The Occupational Safety and Health Administration has recently issued Recommended Practices for Safety and Health Programmes in Construction with the aim of helping and guiding industry employers in developing proactive and engaging programs for keeping workplaces safe. The new recommendations have been especially designed with small- and medium-sized contractors in mind, who may not employ OSH specialists.
Proactive OSH programmes encourage finding and fixing workplace hazards before they cause injuries, illnesses and deaths. Their effective implementation can not only save lives, but also translate into financial savings that could otherwise arise as a result of such events for workers, their families and their employers.
Current conditions in the construction industry are reflected within the document and include:
- New construction techniques, materials, and equipment
- Greater diversity in the construction workforce
- An aging workforce and the rise of sedentary lifestyle
- Increased temporary and contract employment
Contractors can address these factors by: training workers on how to identify and control hazards; inspecting the jobsite/conducting ‘walk-arounds’ (with workers) to identify problems with equipment and materials; and creating documented contingency plans to possible emergency scenarios.
Brenig Moore, Technical Director at Astutis commented:

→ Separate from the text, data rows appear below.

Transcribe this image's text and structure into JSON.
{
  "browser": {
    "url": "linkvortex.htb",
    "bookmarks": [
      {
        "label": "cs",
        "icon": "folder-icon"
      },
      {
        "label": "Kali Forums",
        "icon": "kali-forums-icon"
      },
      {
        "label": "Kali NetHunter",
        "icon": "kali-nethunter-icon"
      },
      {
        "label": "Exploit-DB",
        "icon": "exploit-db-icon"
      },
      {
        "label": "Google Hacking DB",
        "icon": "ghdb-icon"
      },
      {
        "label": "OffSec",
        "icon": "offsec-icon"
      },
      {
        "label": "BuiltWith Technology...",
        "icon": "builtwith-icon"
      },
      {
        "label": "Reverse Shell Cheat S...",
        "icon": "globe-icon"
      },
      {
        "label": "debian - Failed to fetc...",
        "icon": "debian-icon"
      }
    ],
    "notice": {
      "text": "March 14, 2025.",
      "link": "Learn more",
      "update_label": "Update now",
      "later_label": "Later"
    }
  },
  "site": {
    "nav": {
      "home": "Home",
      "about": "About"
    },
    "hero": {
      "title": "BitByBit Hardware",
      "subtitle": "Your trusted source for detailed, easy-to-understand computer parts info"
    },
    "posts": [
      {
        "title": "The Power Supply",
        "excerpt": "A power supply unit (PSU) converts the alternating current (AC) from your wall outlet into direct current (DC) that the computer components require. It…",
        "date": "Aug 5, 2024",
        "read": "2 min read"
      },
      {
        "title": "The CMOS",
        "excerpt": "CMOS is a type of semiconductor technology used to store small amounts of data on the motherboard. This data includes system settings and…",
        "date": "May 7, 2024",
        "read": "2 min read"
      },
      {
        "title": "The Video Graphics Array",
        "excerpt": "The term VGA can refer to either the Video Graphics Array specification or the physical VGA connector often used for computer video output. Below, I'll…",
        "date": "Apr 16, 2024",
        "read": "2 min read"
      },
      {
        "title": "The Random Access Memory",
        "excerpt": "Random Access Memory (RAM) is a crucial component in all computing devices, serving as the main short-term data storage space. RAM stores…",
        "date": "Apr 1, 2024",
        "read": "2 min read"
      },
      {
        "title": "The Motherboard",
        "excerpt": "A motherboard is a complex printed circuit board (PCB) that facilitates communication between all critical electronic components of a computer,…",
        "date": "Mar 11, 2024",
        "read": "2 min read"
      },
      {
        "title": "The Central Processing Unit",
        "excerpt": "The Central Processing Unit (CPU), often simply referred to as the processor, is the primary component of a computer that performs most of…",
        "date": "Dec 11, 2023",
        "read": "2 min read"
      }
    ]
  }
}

“The construction industry has long been seen as one of the most dangerous industries to work in globally and there has worryingly been a certain feeling of inevitability to the occurrence of incidents within this sector. However, as business leaders wake up to the financial savings that can be made by inspiring a culture of safety within their organisations, we will continue to see a trend of reduced accidents and incidents. This new document will help to provide a focus to SME’s (without specialist safety practitioners on staff) on the importance of good occupational safety in the course of their working day.”
The recommended practices are flexible and can be adjusted to suit both small and large construction companies handling short or longer term projects. Other benefits intrinsic to a good safety and health programme include improvements in production and quality; employee morale; staff recruitment and retention; and improved business reputation.
Assistant Secretary of Labor for Occupational Safety and Health Dr. David Michaels said:
"The recommendations outlined in this document will help contractors prevent injuries and illnesses on their construction sites and make their companies more profitable."
The recommendations are advisory and do not create any new legal obligations or alter existing obligations created by OSHA standards or regulations.
Read the full document here: https://www.osha.gov/shpguidelines/docs/8524_OSHA_Construction_Guidelines_R4.pdf